Iraq’s cabinet discussed the pact on Tuesday and unanimously called for changes to the draft now under review, despite US warnings that time is running out to finalise a deal.
“The consequences of not having a Sofa and of not having a renewed UN authorisation are pretty dramatic in terms of consequences for our actions,” Gates said.
A status of forces agreement would replace the current UN mandate – which expires on December 31 – as the legal basis for the US military presence in Iraq.
Iraq’s Political Council for National Security reviewed the draft agreement on Sunday and Monday before sending it on to the cabinet.
Iraq’s Al-Sharqiya television reported that ministers from both the largest Sunni bloc – the National Concord Front – and the ruling mainly Shia grouping, the United Iraqi Alliance, wanted amendments.
|The US presence in Iraq could extend to 2011, according to the draft [AFP]|
But Gates and other US officials stressed on Tuesday that the current document should be acceptable to both sides.
According to Gates, there are “only two alternatives: the Sofa or a renewed UN mandate, and going back to the UN at this point there is no assurance that you get a clean rollover”.
He said there is “great reluctance” to include further changes, as the US government consults congress on the current draft.
But “if they [Baghdad or congress] were to come up with something we haven’t thought of, or identify problems we missed some way, we would have to take that seriously”, Gates said.
“So I don’t think you slam the door shut. But I would say it’s pretty far closed.”
The Bush administration earlier played down the Iraqi cabinet’s decision to seek further negotiations.
“We knew it was going to take a little while to get this done,” Dana Perino, the White House spokeswoman, said on Tuesday.

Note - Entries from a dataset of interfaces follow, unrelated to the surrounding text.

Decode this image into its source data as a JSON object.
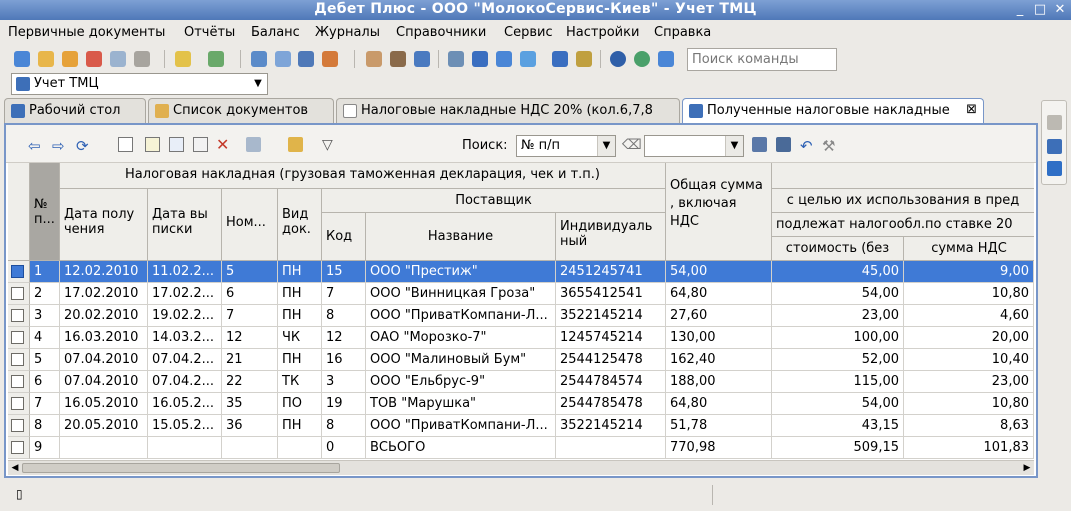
{
  "window": {
    "title": "Дебет Плюс - ООО \"МолокоСервис-Киев\" - Учет ТМЦ"
  },
  "menu": [
    "Первичные документы",
    "Отчёты",
    "Баланс",
    "Журналы",
    "Справочники",
    "Сервис",
    "Настройки",
    "Справка"
  ],
  "toolbar": {
    "search_placeholder": "Поиск команды"
  },
  "config": {
    "value": "Учет ТМЦ"
  },
  "tabs": [
    {
      "label": "Рабочий стол"
    },
    {
      "label": "Список документов"
    },
    {
      "label": "Налоговые накладные НДС 20% (кол.6,7,8"
    },
    {
      "label": "Полученные налоговые накладные"
    }
  ],
  "inner_toolbar": {
    "search_label": "Поиск:",
    "search_field": "№ п/п",
    "search_value": ""
  },
  "table": {
    "group_headers": {
      "invoice": "Налоговая накладная (грузовая таможенная декларация, чек и т.п.)",
      "supplier": "Поставщик",
      "total": "Общая сумма , включая НДС",
      "purpose": "с целью их использования в пред",
      "taxable": "подлежат налогообл.по ставке 20"
    },
    "columns": {
      "num": "№ п...",
      "date_received": "Дата полу чения",
      "date_issued": "Дата вы писки",
      "number": "Ном...",
      "doc_type": "Вид док.",
      "code": "Код",
      "name": "Название",
      "inn": "Индивидуаль ный",
      "cost": "стоимость (без",
      "vat": "сумма НДС"
    },
    "rows": [
      {
        "num": "1",
        "date_received": "12.02.2010",
        "date_issued": "11.02.2...",
        "number": "5",
        "doc_type": "ПН",
        "code": "15",
        "name": "ООО \"Престиж\"",
        "inn": "2451245741",
        "total": "54,00",
        "cost": "45,00",
        "vat": "9,00"
      },
      {
        "num": "2",
        "date_received": "17.02.2010",
        "date_issued": "17.02.2...",
        "number": "6",
        "doc_type": "ПН",
        "code": "7",
        "name": "ООО \"Винницкая Гроза\"",
        "inn": "3655412541",
        "total": "64,80",
        "cost": "54,00",
        "vat": "10,80"
      },
      {
        "num": "3",
        "date_received": "20.02.2010",
        "date_issued": "19.02.2...",
        "number": "7",
        "doc_type": "ПН",
        "code": "8",
        "name": "ООО \"ПриватКомпани-Л...",
        "inn": "3522145214",
        "total": "27,60",
        "cost": "23,00",
        "vat": "4,60"
      },
      {
        "num": "4",
        "date_received": "16.03.2010",
        "date_issued": "14.03.2...",
        "number": "12",
        "doc_type": "ЧК",
        "code": "12",
        "name": "ОАО \"Морозко-7\"",
        "inn": "1245745214",
        "total": "130,00",
        "cost": "100,00",
        "vat": "20,00"
      },
      {
        "num": "5",
        "date_received": "07.04.2010",
        "date_issued": "07.04.2...",
        "number": "21",
        "doc_type": "ПН",
        "code": "16",
        "name": "ООО \"Малиновый Бум\"",
        "inn": "2544125478",
        "total": "162,40",
        "cost": "52,00",
        "vat": "10,40"
      },
      {
        "num": "6",
        "date_received": "07.04.2010",
        "date_issued": "07.04.2...",
        "number": "22",
        "doc_type": "ТК",
        "code": "3",
        "name": "ООО \"Ельбрус-9\"",
        "inn": "2544784574",
        "total": "188,00",
        "cost": "115,00",
        "vat": "23,00"
      },
      {
        "num": "7",
        "date_received": "16.05.2010",
        "date_issued": "16.05.2...",
        "number": "35",
        "doc_type": "ПО",
        "code": "19",
        "name": "ТОВ \"Марушка\"",
        "inn": "2544785478",
        "total": "64,80",
        "cost": "54,00",
        "vat": "10,80"
      },
      {
        "num": "8",
        "date_received": "20.05.2010",
        "date_issued": "15.05.2...",
        "number": "36",
        "doc_type": "ПН",
        "code": "8",
        "name": "ООО \"ПриватКомпани-Л...",
        "inn": "3522145214",
        "total": "51,78",
        "cost": "43,15",
        "vat": "8,63"
      },
      {
        "num": "9",
        "date_received": "",
        "date_issued": "",
        "number": "",
        "doc_type": "",
        "code": "0",
        "name": "ВСЬОГО",
        "inn": "",
        "total": "770,98",
        "cost": "509,15",
        "vat": "101,83"
      }
    ],
    "selected_row": 0
  },
  "colors": {
    "selection": "#3f7ad6",
    "active_tab_border": "#7896c8",
    "titlebar": "#5b82c0"
  }
}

“We knew that the Iraqis would have several steps to go through.”
But Michael Mullen, chairman of the US joint chiefs of staff, said that time was running out for Baghdad to back the deal, which was originally due to have been completed by the end of July.
He cautioned that when the current UN mandate runs out on December 31, Iraqi security forces “will not be ready to provide for their security”.
Mullen said Iraq risked security losses of “significant consequence” unless it approved an agreement that provides a legal basis for US forces to remain in the country.
David Isenburg, a security analyst with the Cato Insitute, told Al Jazeera that both sides are “playing hardball in the negotiations, as [one] would expect”.
The draft agreement could pose a problem to Barack Obama, the Democratic candidate for the US presidency, should he win the race for the White House, he said.
“One important thing to note about this agreement is that it is currently constituted to keep US troops through to the end of 2011. Senator [Barack] Obama said that if he gets into office he will have all US troops out in 16 months. So the agreement would lock him into keeping troops beyond where he wants to be,” Isenburg said.
Isenburg said an extension to the current UN mandate would only postpone examination of the differences between Baghdad and Washington.
“All they can get the the UN is, at most, a one-year extension of the current mandate. That would leave all the current issues between Iraq and the US unresolved,” he said.
While the issue of the draft pact was debated in Washington, violence continued in Iraq.
A car bomb killed four people and wounded three in the northern Iraqi city of Mosul, recently the site of targeted attacks against Iraqi Christians.
The attack, which targeted civilians, occurred in the Ath-Thawra neighbourhood, said Hazim Ahmed, a local policeman.
In Baghdad, police also reported that five people had been wounded when bombs attached to two cars exploded.